Work item | Print the whole listing again exactly, keeping no pictures in it.

Record excerpts |
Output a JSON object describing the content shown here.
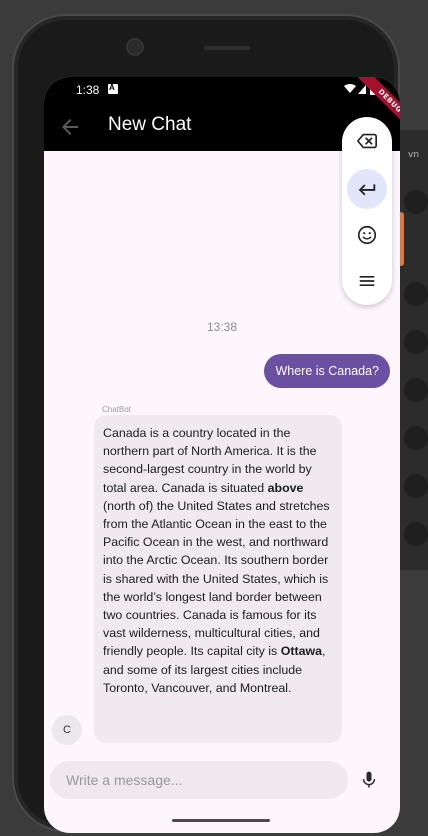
{
  "status_bar": {
    "time": "1:38",
    "notification_icon": "a-badge-icon"
  },
  "app_bar": {
    "title": "New Chat",
    "back_icon": "arrow-back-icon"
  },
  "debug_banner": {
    "label": "DEBUG"
  },
  "toolbar": {
    "buttons": [
      {
        "icon": "backspace-icon"
      },
      {
        "icon": "return-arrow-icon",
        "active": true
      },
      {
        "icon": "emoji-icon"
      },
      {
        "icon": "menu-icon"
      }
    ]
  },
  "chat": {
    "timestamp": "13:38",
    "user_message": "Where is Canada?",
    "bot_author": "ChatBot",
    "bot_avatar_initial": "C",
    "bot_message": {
      "part1": "Canada is a country located in the northern part of North America. It is the second-largest country in the world by total area. Canada is situated ",
      "bold1": "above",
      "part2": " (north of) the United States and stretches from the Atlantic Ocean in the east to the Pacific Ocean in the west, and northward into the Arctic Ocean. Its southern border is shared with the United States, which is the world’s longest land border between two countries. Canada is famous for its vast wilderness, multicultural cities, and friendly people. Its capital city is ",
      "bold2": "Ottawa",
      "part3": ", and some of its largest cities include Toronto, Vancouver, and Montreal."
    }
  },
  "composer": {
    "placeholder": "Write a message...",
    "value": "",
    "mic_icon": "microphone-icon"
  },
  "background": {
    "partial_text": "vn"
  },
  "colors": {
    "user_bubble": "#6a4fa3",
    "bot_bubble": "#f0eaf0",
    "screen_bg": "#fdf6fd",
    "toolbar_active": "#e2e6fa"
  }
}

Answer to this problem |
Output a JSON object describing the content shown here.
{
  "status_bar": {
    "time": "1:38",
    "notification_icon": "a-badge-icon"
  },
  "app_bar": {
    "title": "New Chat",
    "back_icon": "arrow-back-icon"
  },
  "debug_banner": {
    "label": "DEBUG"
  },
  "toolbar": {
    "buttons": [
      {
        "icon": "backspace-icon"
      },
      {
        "icon": "return-arrow-icon",
        "active": true
      },
      {
        "icon": "emoji-icon"
      },
      {
        "icon": "menu-icon"
      }
    ]
  },
  "chat": {
    "timestamp": "13:38",
    "user_message": "Where is Canada?",
    "bot_author": "ChatBot",
    "bot_avatar_initial": "C",
    "bot_message": {
      "part1": "Canada is a country located in the northern part of North America. It is the second-largest country in the world by total area. Canada is situated ",
      "bold1": "above",
      "part2": " (north of) the United States and stretches from the Atlantic Ocean in the east to the Pacific Ocean in the west, and northward into the Arctic Ocean. Its southern border is shared with the United States, which is the world’s longest land border between two countries. Canada is famous for its vast wilderness, multicultural cities, and friendly people. Its capital city is ",
      "bold2": "Ottawa",
      "part3": ", and some of its largest cities include Toronto, Vancouver, and Montreal."
    }
  },
  "composer": {
    "placeholder": "Write a message...",
    "value": "",
    "mic_icon": "microphone-icon"
  },
  "background": {
    "partial_text": "vn"
  },
  "colors": {
    "user_bubble": "#6a4fa3",
    "bot_bubble": "#f0eaf0",
    "screen_bg": "#fdf6fd",
    "toolbar_active": "#e2e6fa"
  }
}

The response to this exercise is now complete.